Name one ethical statement made, or one ethical action performed, by a believer that could not have been uttered or done by a nonbeliever.
Basically, it’s a rhetorical question. Everything religious people can do, non-religious people can do. So your religion doesn’t make you any more moral than the rest of us.
Christian blogger Amy Hall doesn’t think the question is fair, though, and she offers this response to the challenge:
As it happens, there is an answer to Hitchens’s question — one that seemed obvious to me immediately — and it illustrates perfectly the problem with the challenge. The highest moral good a person can do is to worship the living, true, sovereign God — to love Him with all one’s heart, soul, mind, and strength. Not only will no atheist ever do this, no atheist can do this. But of course, since they do not recognize worship as a real, valid moral good, no atheist would accept this response to Hitchens’s challenge. They necessarily reject it precisely because it correctly answers the challenge; because it succeeds, it fails. Any correct answer that exists will necessarily fail…
Of course, we can argue over whether worshiping God is a “moral” act. I don’t think it’s immoral, either, but doesn’t make a damn bit of difference? No.
Atheist Daniel Florien says something similar:
Atheists would not reject [Amy’s claim] because it “correctly answers the challenge” — they would reject it because the answer is built on unproven presuppositions — for instance, that there is a god, that this god is good and just and sovereign, that this god wants to be worshiped, and that to worship him is a moral action.
If she can prove the answer’s presuppositions, then I would agree Hitchens’s challenge has been answered. But until then, it remains.

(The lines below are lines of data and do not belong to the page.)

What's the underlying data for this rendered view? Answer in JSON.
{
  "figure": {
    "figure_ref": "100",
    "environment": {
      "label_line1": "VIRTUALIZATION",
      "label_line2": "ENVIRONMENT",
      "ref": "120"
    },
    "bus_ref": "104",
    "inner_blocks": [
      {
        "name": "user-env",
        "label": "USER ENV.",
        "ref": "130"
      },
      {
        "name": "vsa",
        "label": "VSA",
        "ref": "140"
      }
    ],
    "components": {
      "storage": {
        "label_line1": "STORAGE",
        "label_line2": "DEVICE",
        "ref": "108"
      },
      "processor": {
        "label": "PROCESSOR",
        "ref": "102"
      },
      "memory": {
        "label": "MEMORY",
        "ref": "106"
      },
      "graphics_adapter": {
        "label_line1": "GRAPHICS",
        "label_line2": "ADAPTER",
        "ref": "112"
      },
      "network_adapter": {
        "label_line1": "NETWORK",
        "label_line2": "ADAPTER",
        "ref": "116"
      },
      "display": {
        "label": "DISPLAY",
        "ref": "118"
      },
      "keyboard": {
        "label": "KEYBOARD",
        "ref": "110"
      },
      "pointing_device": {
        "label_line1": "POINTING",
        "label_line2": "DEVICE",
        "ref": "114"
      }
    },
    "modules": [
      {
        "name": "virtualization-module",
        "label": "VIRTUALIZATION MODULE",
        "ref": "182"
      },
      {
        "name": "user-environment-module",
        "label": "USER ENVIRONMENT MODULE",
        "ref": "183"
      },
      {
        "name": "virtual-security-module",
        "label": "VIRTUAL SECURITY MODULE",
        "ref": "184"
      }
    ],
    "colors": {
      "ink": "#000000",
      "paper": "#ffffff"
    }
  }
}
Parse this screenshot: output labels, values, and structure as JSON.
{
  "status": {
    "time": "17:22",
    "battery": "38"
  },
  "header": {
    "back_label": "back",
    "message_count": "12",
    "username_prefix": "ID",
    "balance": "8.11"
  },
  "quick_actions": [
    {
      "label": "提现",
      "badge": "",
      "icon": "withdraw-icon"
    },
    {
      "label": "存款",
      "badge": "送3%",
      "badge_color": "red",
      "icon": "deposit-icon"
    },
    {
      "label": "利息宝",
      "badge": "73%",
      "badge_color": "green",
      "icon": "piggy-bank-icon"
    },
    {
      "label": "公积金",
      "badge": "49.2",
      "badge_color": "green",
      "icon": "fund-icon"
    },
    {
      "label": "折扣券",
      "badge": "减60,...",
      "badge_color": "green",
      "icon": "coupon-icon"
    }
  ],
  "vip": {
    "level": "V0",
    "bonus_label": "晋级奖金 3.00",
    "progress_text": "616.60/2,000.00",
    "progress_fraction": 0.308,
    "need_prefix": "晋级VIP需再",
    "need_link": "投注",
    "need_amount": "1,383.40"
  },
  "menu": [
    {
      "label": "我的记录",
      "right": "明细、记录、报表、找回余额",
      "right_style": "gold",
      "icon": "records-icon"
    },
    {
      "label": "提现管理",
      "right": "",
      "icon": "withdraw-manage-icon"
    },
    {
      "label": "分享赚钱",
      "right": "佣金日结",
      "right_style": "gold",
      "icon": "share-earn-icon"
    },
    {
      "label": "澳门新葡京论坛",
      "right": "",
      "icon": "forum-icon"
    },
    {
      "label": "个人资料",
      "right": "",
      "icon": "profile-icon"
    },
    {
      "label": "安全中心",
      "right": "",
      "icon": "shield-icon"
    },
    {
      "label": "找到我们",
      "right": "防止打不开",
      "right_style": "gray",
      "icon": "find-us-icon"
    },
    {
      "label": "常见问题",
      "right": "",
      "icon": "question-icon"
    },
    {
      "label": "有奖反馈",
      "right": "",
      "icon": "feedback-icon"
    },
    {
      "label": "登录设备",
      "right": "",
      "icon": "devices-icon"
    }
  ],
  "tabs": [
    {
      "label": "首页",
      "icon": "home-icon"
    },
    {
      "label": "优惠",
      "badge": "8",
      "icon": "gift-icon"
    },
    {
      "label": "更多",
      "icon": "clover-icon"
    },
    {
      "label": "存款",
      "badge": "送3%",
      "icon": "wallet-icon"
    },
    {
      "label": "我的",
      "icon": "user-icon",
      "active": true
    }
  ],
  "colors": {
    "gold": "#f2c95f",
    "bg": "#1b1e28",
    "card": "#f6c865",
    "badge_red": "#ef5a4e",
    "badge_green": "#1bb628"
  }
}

What do you think: Is Hitchens’ question a fair one? Is Amy’s concern legitimate?